[Start of section]

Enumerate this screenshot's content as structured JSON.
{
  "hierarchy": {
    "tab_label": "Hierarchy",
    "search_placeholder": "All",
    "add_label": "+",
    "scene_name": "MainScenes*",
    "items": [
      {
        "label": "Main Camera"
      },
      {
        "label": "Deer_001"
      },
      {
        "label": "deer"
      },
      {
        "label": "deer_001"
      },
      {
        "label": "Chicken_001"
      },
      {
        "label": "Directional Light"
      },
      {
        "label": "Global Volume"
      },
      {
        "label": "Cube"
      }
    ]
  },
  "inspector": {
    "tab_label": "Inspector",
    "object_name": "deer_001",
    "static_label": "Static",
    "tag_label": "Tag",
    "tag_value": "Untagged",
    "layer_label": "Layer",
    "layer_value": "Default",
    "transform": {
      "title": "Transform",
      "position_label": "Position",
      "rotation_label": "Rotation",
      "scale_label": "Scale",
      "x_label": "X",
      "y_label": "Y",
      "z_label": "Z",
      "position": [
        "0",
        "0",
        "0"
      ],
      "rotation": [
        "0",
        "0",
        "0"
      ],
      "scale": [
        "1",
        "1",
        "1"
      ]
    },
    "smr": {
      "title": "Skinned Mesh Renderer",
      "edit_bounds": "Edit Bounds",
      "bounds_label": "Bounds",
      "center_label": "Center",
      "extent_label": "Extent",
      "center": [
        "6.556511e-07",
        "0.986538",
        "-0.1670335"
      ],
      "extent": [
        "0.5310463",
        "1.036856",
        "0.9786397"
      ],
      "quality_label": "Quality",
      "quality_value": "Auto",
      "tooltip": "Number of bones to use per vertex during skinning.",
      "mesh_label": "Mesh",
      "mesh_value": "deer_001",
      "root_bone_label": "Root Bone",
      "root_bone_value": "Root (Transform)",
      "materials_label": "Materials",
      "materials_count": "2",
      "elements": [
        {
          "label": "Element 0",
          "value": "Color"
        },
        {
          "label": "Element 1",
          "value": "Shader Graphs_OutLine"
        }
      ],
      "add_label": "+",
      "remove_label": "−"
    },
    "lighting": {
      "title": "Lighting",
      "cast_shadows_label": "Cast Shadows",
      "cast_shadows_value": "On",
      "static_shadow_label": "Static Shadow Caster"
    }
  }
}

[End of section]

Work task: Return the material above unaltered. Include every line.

Written answer:
Enumerate this screenshot's content as structured JSON.
{
  "hierarchy": {
    "tab_label": "Hierarchy",
    "search_placeholder": "All",
    "add_label": "+",
    "scene_name": "MainScenes*",
    "items": [
      {
        "label": "Main Camera"
      },
      {
        "label": "Deer_001"
      },
      {
        "label": "deer"
      },
      {
        "label": "deer_001"
      },
      {
        "label": "Chicken_001"
      },
      {
        "label": "Directional Light"
      },
      {
        "label": "Global Volume"
      },
      {
        "label": "Cube"
      }
    ]
  },
  "inspector": {
    "tab_label": "Inspector",
    "object_name": "deer_001",
    "static_label": "Static",
    "tag_label": "Tag",
    "tag_value": "Untagged",
    "layer_label": "Layer",
    "layer_value": "Default",
    "transform": {
      "title": "Transform",
      "position_label": "Position",
      "rotation_label": "Rotation",
      "scale_label": "Scale",
      "x_label": "X",
      "y_label": "Y",
      "z_label": "Z",
      "position": [
        "0",
        "0",
        "0"
      ],
      "rotation": [
        "0",
        "0",
        "0"
      ],
      "scale": [
        "1",
        "1",
        "1"
      ]
    },
    "smr": {
      "title": "Skinned Mesh Renderer",
      "edit_bounds": "Edit Bounds",
      "bounds_label": "Bounds",
      "center_label": "Center",
      "extent_label": "Extent",
      "center": [
        "6.556511e-07",
        "0.986538",
        "-0.1670335"
      ],
      "extent": [
        "0.5310463",
        "1.036856",
        "0.9786397"
      ],
      "quality_label": "Quality",
      "quality_value": "Auto",
      "tooltip": "Number of bones to use per vertex during skinning.",
      "mesh_label": "Mesh",
      "mesh_value": "deer_001",
      "root_bone_label": "Root Bone",
      "root_bone_value": "Root (Transform)",
      "materials_label": "Materials",
      "materials_count": "2",
      "elements": [
        {
          "label": "Element 0",
          "value": "Color"
        },
        {
          "label": "Element 1",
          "value": "Shader Graphs_OutLine"
        }
      ],
      "add_label": "+",
      "remove_label": "−"
    },
    "lighting": {
      "title": "Lighting",
      "cast_shadows_label": "Cast Shadows",
      "cast_shadows_value": "On",
      "static_shadow_label": "Static Shadow Caster"
    }
  }
}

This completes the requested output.